In all of this he continued to help both lay preachers and ordained as books poured from his pen: The Craft of the Sermon, The Approach to Preaching, Power in Preaching. Newspapers delighted in his quotableness: "a nation of pilferers", "tinselled harlots", "the pus-point of sin". Yet his popularity was never won at the expense of intellectual profundity. The ablest student in philosophy his seminary had seen, he yet modestly lamented that Methodism lacked a world-class exponent of philosophical theology -- even as he himself appeared on an American "phone-in" television program where questions on the philosophy of religion had to be answered without prior preparation. Ever the evangelist at heart, he rejoiced to learn that two million viewers had seen the show.
Numerous engagements on behalf of international Methodism took him around the world and several times to America. While lecturing in Texas he had difficulty swallowing and walking. The problem was diagnosed as progressive muscular atrophy, an incurable neurological disease. His wife took him to the famous neurological clinic in Freudenstadt, Germany -- but to no avail.
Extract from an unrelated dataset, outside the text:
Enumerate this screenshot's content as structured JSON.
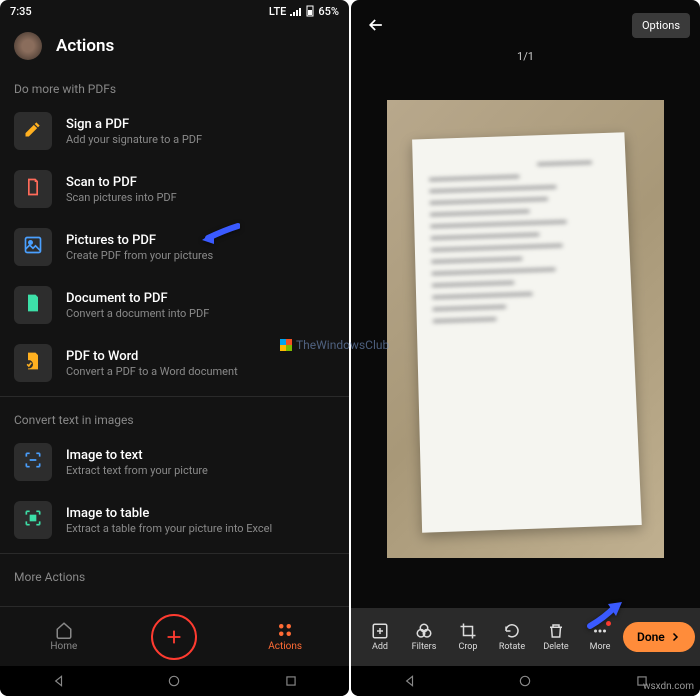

His last public communication was an anguished note scribbled to the chief rabbi as a wave of antisemitism engulfed Britain in January 1960. Toward the end he could do no more than raise the index finger of his right hand. He died on May 24th, "Wesley Day", cherished as the date of Wesley's "heart strangely warmed" at Aldersgate with the subsequent spiritual surge on so many fronts.
Everything about him -- his philosophical rigour, his fervour in preaching, his affinity with saints who had drawn unspeakably near to the heart of God, his homespun writings (Lord,Teach Us To Pray), his genuine affection for all sorts and classes -- it all served one passion and it was all gathered up in one simple line of Charles Wesley, Methodism's incomparable hymn-writer:
"O let me commend my saviour to you."